Work to complete => Output the whole listing with nothing altered.

►

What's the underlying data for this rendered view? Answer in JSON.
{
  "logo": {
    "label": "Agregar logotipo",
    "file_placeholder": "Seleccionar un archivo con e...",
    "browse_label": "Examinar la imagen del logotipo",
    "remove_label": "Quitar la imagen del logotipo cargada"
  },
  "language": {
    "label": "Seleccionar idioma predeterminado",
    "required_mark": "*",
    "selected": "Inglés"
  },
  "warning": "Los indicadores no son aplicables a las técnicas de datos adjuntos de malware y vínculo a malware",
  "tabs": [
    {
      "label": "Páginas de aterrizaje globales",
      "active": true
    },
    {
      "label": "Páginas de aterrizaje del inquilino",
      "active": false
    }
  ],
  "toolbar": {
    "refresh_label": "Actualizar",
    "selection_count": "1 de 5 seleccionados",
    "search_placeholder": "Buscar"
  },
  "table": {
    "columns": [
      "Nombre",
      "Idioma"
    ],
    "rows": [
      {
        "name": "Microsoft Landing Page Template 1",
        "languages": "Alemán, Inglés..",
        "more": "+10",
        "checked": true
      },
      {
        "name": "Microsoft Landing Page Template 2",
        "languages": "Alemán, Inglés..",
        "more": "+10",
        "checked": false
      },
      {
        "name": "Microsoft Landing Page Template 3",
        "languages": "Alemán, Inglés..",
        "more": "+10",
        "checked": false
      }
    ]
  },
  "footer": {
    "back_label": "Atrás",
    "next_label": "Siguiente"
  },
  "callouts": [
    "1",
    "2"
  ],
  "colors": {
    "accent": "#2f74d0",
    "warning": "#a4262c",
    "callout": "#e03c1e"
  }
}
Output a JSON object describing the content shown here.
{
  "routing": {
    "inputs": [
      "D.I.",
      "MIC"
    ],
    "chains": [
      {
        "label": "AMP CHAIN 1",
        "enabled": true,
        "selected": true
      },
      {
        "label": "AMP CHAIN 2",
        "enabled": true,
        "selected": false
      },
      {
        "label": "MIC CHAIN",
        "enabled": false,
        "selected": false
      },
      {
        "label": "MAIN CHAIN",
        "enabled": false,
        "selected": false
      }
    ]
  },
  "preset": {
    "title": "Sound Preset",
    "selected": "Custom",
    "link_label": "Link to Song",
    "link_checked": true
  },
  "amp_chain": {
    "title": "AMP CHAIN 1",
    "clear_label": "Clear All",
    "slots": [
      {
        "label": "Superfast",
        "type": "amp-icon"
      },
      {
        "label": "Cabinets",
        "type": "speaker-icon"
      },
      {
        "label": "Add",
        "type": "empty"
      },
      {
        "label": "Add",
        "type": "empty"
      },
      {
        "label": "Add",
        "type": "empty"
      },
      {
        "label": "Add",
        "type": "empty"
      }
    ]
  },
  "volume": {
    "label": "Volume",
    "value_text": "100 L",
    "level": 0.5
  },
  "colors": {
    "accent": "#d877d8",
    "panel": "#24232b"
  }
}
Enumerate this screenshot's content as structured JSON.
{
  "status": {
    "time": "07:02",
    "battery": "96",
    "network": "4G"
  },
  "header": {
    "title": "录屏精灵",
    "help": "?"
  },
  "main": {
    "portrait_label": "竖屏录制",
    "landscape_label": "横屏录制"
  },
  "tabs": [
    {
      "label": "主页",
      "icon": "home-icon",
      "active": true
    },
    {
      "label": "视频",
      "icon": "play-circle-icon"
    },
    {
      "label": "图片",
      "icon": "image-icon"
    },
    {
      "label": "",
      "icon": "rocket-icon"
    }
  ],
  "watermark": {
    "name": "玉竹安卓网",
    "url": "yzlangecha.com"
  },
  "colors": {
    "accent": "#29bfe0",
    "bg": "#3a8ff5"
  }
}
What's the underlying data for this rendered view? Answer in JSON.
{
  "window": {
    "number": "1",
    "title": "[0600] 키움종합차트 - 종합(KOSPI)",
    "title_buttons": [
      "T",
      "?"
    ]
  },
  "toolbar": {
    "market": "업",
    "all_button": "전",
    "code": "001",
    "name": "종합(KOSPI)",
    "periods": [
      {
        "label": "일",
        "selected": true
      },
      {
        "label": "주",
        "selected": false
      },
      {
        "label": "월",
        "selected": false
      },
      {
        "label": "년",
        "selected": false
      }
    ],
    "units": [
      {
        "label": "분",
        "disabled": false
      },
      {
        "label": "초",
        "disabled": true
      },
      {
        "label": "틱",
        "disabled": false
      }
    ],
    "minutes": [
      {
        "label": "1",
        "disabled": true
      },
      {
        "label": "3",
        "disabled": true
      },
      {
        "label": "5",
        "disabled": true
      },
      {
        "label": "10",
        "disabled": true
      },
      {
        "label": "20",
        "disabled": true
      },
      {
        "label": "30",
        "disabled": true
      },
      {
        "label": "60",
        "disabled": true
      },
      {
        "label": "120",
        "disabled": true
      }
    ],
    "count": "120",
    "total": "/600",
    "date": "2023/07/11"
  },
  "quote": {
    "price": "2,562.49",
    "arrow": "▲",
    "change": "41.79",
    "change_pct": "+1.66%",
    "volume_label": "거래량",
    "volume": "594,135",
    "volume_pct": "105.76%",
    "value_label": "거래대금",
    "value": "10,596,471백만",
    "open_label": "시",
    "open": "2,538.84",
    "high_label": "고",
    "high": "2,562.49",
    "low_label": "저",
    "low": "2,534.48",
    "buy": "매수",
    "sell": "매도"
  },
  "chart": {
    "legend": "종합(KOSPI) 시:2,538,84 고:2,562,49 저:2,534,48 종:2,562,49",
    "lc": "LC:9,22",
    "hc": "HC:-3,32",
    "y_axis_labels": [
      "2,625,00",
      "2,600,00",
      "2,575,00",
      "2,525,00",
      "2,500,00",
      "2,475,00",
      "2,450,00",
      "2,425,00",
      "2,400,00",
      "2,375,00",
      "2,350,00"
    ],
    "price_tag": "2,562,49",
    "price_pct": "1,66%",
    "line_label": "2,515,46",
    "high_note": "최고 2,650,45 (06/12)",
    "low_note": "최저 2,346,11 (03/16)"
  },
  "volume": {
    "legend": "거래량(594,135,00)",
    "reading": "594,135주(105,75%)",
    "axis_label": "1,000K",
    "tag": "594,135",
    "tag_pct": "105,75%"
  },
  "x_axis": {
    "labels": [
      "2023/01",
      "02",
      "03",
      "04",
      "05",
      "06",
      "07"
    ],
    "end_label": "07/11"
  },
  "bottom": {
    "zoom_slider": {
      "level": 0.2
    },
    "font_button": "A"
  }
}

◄

Answer to this task =>
What's the underlying data for this rendered view? Answer in JSON.
{
  "logo": {
    "label": "Agregar logotipo",
    "file_placeholder": "Seleccionar un archivo con e...",
    "browse_label": "Examinar la imagen del logotipo",
    "remove_label": "Quitar la imagen del logotipo cargada"
  },
  "language": {
    "label": "Seleccionar idioma predeterminado",
    "required_mark": "*",
    "selected": "Inglés"
  },
  "warning": "Los indicadores no son aplicables a las técnicas de datos adjuntos de malware y vínculo a malware",
  "tabs": [
    {
      "label": "Páginas de aterrizaje globales",
      "active": true
    },
    {
      "label": "Páginas de aterrizaje del inquilino",
      "active": false
    }
  ],
  "toolbar": {
    "refresh_label": "Actualizar",
    "selection_count": "1 de 5 seleccionados",
    "search_placeholder": "Buscar"
  },
  "table": {
    "columns": [
      "Nombre",
      "Idioma"
    ],
    "rows": [
      {
        "name": "Microsoft Landing Page Template 1",
        "languages": "Alemán, Inglés..",
        "more": "+10",
        "checked": true
      },
      {
        "name": "Microsoft Landing Page Template 2",
        "languages": "Alemán, Inglés..",
        "more": "+10",
        "checked": false
      },
      {
        "name": "Microsoft Landing Page Template 3",
        "languages": "Alemán, Inglés..",
        "more": "+10",
        "checked": false
      }
    ]
  },
  "footer": {
    "back_label": "Atrás",
    "next_label": "Siguiente"
  },
  "callouts": [
    "1",
    "2"
  ],
  "colors": {
    "accent": "#2f74d0",
    "warning": "#a4262c",
    "callout": "#e03c1e"
  }
}
Output a JSON object describing the content shown here.
{
  "routing": {
    "inputs": [
      "D.I.",
      "MIC"
    ],
    "chains": [
      {
        "label": "AMP CHAIN 1",
        "enabled": true,
        "selected": true
      },
      {
        "label": "AMP CHAIN 2",
        "enabled": true,
        "selected": false
      },
      {
        "label": "MIC CHAIN",
        "enabled": false,
        "selected": false
      },
      {
        "label": "MAIN CHAIN",
        "enabled": false,
        "selected": false
      }
    ]
  },
  "preset": {
    "title": "Sound Preset",
    "selected": "Custom",
    "link_label": "Link to Song",
    "link_checked": true
  },
  "amp_chain": {
    "title": "AMP CHAIN 1",
    "clear_label": "Clear All",
    "slots": [
      {
        "label": "Superfast",
        "type": "amp-icon"
      },
      {
        "label": "Cabinets",
        "type": "speaker-icon"
      },
      {
        "label": "Add",
        "type": "empty"
      },
      {
        "label": "Add",
        "type": "empty"
      },
      {
        "label": "Add",
        "type": "empty"
      },
      {
        "label": "Add",
        "type": "empty"
      }
    ]
  },
  "volume": {
    "label": "Volume",
    "value_text": "100 L",
    "level": 0.5
  },
  "colors": {
    "accent": "#d877d8",
    "panel": "#24232b"
  }
}
Enumerate this screenshot's content as structured JSON.
{
  "status": {
    "time": "07:02",
    "battery": "96",
    "network": "4G"
  },
  "header": {
    "title": "录屏精灵",
    "help": "?"
  },
  "main": {
    "portrait_label": "竖屏录制",
    "landscape_label": "横屏录制"
  },
  "tabs": [
    {
      "label": "主页",
      "icon": "home-icon",
      "active": true
    },
    {
      "label": "视频",
      "icon": "play-circle-icon"
    },
    {
      "label": "图片",
      "icon": "image-icon"
    },
    {
      "label": "",
      "icon": "rocket-icon"
    }
  ],
  "watermark": {
    "name": "玉竹安卓网",
    "url": "yzlangecha.com"
  },
  "colors": {
    "accent": "#29bfe0",
    "bg": "#3a8ff5"
  }
}
What's the underlying data for this rendered view? Answer in JSON.
{
  "window": {
    "number": "1",
    "title": "[0600] 키움종합차트 - 종합(KOSPI)",
    "title_buttons": [
      "T",
      "?"
    ]
  },
  "toolbar": {
    "market": "업",
    "all_button": "전",
    "code": "001",
    "name": "종합(KOSPI)",
    "periods": [
      {
        "label": "일",
        "selected": true
      },
      {
        "label": "주",
        "selected": false
      },
      {
        "label": "월",
        "selected": false
      },
      {
        "label": "년",
        "selected": false
      }
    ],
    "units": [
      {
        "label": "분",
        "disabled": false
      },
      {
        "label": "초",
        "disabled": true
      },
      {
        "label": "틱",
        "disabled": false
      }
    ],
    "minutes": [
      {
        "label": "1",
        "disabled": true
      },
      {
        "label": "3",
        "disabled": true
      },
      {
        "label": "5",
        "disabled": true
      },
      {
        "label": "10",
        "disabled": true
      },
      {
        "label": "20",
        "disabled": true
      },
      {
        "label": "30",
        "disabled": true
      },
      {
        "label": "60",
        "disabled": true
      },
      {
        "label": "120",
        "disabled": true
      }
    ],
    "count": "120",
    "total": "/600",
    "date": "2023/07/11"
  },
  "quote": {
    "price": "2,562.49",
    "arrow": "▲",
    "change": "41.79",
    "change_pct": "+1.66%",
    "volume_label": "거래량",
    "volume": "594,135",
    "volume_pct": "105.76%",
    "value_label": "거래대금",
    "value": "10,596,471백만",
    "open_label": "시",
    "open": "2,538.84",
    "high_label": "고",
    "high": "2,562.49",
    "low_label": "저",
    "low": "2,534.48",
    "buy": "매수",
    "sell": "매도"
  },
  "chart": {
    "legend": "종합(KOSPI) 시:2,538,84 고:2,562,49 저:2,534,48 종:2,562,49",
    "lc": "LC:9,22",
    "hc": "HC:-3,32",
    "y_axis_labels": [
      "2,625,00",
      "2,600,00",
      "2,575,00",
      "2,525,00",
      "2,500,00",
      "2,475,00",
      "2,450,00",
      "2,425,00",
      "2,400,00",
      "2,375,00",
      "2,350,00"
    ],
    "price_tag": "2,562,49",
    "price_pct": "1,66%",
    "line_label": "2,515,46",
    "high_note": "최고 2,650,45 (06/12)",
    "low_note": "최저 2,346,11 (03/16)"
  },
  "volume": {
    "legend": "거래량(594,135,00)",
    "reading": "594,135주(105,75%)",
    "axis_label": "1,000K",
    "tag": "594,135",
    "tag_pct": "105,75%"
  },
  "x_axis": {
    "labels": [
      "2023/01",
      "02",
      "03",
      "04",
      "05",
      "06",
      "07"
    ],
    "end_label": "07/11"
  },
  "bottom": {
    "zoom_slider": {
      "level": 0.2
    },
    "font_button": "A"
  }
}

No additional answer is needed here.